“I used to laugh – but it was a sad laugh – when I heard that,” Vincent says. “And I thought, ‘Well, the only keys I ever saw, they fit the car that was a beater. Or they fit a tenement building.’”
Yet when he speaks of Simmons and Stanley these days, his tone is surprisingly affectionate. He says he still considers them friends, and now understands what their “priorities” were at the time, even if those priorities differed from his. Above all else, he's grateful to them for giving him his shot.
“They gave me the chance of my life,” he states emphatically. “And I owe everything to them.” Plus, it was fun: “I had two years of laughter. We had a great time together.”
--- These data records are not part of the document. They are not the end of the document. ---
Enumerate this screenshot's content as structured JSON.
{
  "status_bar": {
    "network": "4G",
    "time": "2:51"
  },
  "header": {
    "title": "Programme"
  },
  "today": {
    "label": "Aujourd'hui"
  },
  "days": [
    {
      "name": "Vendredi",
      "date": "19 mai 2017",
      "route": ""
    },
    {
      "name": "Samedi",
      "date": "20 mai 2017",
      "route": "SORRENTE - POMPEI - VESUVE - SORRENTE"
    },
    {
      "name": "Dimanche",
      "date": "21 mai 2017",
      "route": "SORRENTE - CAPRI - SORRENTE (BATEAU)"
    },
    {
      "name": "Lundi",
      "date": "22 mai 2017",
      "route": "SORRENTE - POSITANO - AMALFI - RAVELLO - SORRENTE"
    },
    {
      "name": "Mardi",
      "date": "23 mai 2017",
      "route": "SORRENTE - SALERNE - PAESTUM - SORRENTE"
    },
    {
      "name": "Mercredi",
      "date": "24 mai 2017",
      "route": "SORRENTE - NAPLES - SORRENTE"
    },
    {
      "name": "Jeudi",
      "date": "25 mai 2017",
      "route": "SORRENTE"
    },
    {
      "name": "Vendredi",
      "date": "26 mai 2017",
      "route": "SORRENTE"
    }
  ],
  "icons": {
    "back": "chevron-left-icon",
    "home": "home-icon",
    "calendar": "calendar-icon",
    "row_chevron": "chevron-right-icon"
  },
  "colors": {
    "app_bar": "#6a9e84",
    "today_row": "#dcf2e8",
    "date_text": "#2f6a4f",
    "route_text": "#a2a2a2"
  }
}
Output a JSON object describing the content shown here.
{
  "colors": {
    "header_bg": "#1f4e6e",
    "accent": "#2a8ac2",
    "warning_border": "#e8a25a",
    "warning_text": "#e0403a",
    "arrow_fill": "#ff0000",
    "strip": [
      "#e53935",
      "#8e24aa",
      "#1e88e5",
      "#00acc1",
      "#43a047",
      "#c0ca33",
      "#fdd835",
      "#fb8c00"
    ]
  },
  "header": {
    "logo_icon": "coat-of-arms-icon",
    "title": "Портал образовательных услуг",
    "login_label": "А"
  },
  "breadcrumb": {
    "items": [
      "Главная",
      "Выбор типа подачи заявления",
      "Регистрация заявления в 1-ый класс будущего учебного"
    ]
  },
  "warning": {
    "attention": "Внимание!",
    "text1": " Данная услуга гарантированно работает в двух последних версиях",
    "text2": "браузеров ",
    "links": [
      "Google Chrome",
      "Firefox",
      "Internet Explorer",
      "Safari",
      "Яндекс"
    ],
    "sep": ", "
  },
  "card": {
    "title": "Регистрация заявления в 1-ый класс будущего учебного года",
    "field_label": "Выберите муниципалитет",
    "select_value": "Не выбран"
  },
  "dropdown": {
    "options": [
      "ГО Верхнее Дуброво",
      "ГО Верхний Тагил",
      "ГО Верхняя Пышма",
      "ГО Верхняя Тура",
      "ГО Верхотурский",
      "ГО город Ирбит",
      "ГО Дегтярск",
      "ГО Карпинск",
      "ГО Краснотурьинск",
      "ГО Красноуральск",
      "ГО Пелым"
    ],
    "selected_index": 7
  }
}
As for the music, “I found the band that I had been searching for, you know? We had something absolutely incredible, and I don’t think that ever goes away.” (Two of the numbers Vincent co-authored with the band, “I Love It Loud” and “Lick It Up,” remain staples of their presentation.)
“I didn’t intend to be gone this long,” Vincent says. He chuckles a bit as a metaphor begins to present itself: “It’s like walking through the mirror. And you go, ‘I know there’s a door back.’ But I walked through the mirror. And then everything becomes ‘I can see everything, but I can't find that door where I’m back.’”
Now, he promises, he’s back in spades. At Spooky, he’ll do a Q&A, sign autographs and pose for photos with fans – at one point even donning Freddy Krueger’s trademark hat and sweater. (Vincent’s Invasion recorded the song “Love Kills” for the A Nightmare on Elm Street 4: The Dream Master soundtrack.) A week later, he’ll appear with Simmons in Nashville to help the latter deliver another batch of his massive, pricey Gene Simmons Vault box sets. (Looks like that’s one hatchet we can indeed consider buried.)
Vincent also plans a tell-all book he hopes will be published in early 2019. And he’s clearly interested in making more music with Robert Fleischman, the singer on the first Vinnie Vincent Invasion album, who joined him for an impromptu and highly emotional acoustic performance at the Atlanta Expo.
But for the moment, it’s all about him and us: “I’m having more fun now interacting with the fans – who are becoming friends – than I ever had,” Vincent says. “It’s a good time. It’s a nice time to be alive.”